My initial dubious impression of the man had completely vanished. In the last three days I had only uttered about 50 words. I was craving some human contact through which I would be able to have a fluid conversation in my own language for a few minutes. Having felt lost in and exhausted by the busy state of the town, the man’s familiar face provided an element of reassurance. So I went ahead and did something that would have probably been classed as ‘breaking a rule’ back home – going to have a drink with a male I hardly knew, and a much older male at that. But the man’s age wasn’t on my mind at all as we found a table on an upstairs terrace and chatted about Canada. He said I seemed to know the western side of the country better than him. His name was Kevin and he worked in the civil service, but loved cycling in his free time.
As he ordered and paid for our drinks, attempting some basic German with our waitress, I realised that Kevin was a genuinely good-natured person. I told him about my degree and my hobbies, and that I would be volunteering at the Olympics when I returned. With a big smile he said, “Well it seems like you have a lot going for you, Shannon.” Those words have stuck with me since.
Once we had finished our beers (I tactically ordered a half-pint so he wouldn’t have to wait for me), we headed back downstairs into the street. I felt rejuvenated, my batteries recharged.
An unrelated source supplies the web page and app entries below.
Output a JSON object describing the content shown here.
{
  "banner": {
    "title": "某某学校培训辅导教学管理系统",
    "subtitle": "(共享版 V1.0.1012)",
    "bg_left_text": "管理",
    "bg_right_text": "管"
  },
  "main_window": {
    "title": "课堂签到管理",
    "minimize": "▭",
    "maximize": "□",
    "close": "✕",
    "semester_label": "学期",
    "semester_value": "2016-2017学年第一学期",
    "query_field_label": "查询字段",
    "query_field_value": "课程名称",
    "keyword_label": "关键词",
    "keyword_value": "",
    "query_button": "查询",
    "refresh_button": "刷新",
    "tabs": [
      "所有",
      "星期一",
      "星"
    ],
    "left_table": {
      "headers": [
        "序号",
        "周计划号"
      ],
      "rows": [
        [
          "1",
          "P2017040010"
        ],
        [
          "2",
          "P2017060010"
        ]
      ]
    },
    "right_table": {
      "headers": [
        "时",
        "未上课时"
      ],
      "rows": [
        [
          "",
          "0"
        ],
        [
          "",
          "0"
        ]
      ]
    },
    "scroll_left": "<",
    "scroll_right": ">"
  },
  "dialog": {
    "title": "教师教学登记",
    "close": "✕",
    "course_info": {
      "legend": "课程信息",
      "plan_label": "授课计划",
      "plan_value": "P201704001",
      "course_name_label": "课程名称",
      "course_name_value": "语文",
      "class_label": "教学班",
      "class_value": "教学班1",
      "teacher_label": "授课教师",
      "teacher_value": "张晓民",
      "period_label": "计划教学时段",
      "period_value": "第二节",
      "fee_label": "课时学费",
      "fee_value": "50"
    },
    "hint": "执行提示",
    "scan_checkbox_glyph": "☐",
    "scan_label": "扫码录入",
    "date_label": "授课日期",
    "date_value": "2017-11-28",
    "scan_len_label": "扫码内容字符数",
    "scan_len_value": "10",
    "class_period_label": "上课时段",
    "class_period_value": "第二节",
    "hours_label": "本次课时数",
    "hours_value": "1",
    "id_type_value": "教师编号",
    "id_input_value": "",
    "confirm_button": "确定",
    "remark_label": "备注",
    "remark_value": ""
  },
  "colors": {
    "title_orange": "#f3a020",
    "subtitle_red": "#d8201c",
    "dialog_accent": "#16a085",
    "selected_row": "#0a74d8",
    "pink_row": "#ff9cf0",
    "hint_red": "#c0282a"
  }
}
Kevin planned to spend a few more hours in Freiburg, while I needed to head back to the station. After a quick hug goodbye, we parted ways for the second and final time. There would be no sharing of contact details to keep in touch, as is so often the trend amongst young travellers who have spent a few drunken hours together. It was just simply an hour of shared company that made the day a little more interesting for both.
I’ll likely never see that man again, and so he will never know how valuable I found his company for that short time (unless, of course, he finds this blog!) I had never felt so glad to see such a familiar face whose owner I was so unfamiliar with.
My dad told me two things before I travelled solo for the first time: 1) that travelling alone makes one more open to new people and new experiences, and 2) that it makes one realise that people are nice. After that morning in Freiburg, I realised that I had underestimated the applicability of his statement. It’s something that is not just relevant to people you meet in bars or on a tour, someone sat next to you on the bus or sleeping in your dorm; it can also be relevant to random situations where there is no expectation of speech and interaction. If someone is alone abroad, they are likely to feel more receptive to the company of an unfamiliar person, if that person seems more familiar than the alternatives. And yet, if they were in their home country, they might not even consider approaching a stranger.
I now have a better understanding of why people in a foreign country sometimes crave contact with someone that speaks their language. It can be a form of comfort – a reassurance when one is feeling insecure in or disillusioned by their unfamiliar surroundings. There is no shame in craving some ‘home-away-from-home’ moments – everyone is bound to experience that need at some point whilst travelling alone.
The rare coincidence of seeing someone again in a foreign land made it seem silly for me to avoid approaching the Canadian man. It seemed like one of those moments that happened for a reason, to not only boost my morale but teach me a life lesson.
So if you’re overseas and an older stranger starts talking to you enthusiastically, go with your gut of course, but try not to make assumptions about their intentions and subsequently dismiss them off the bat. A few days later, you might appreciate their bold and unconditional friendliness.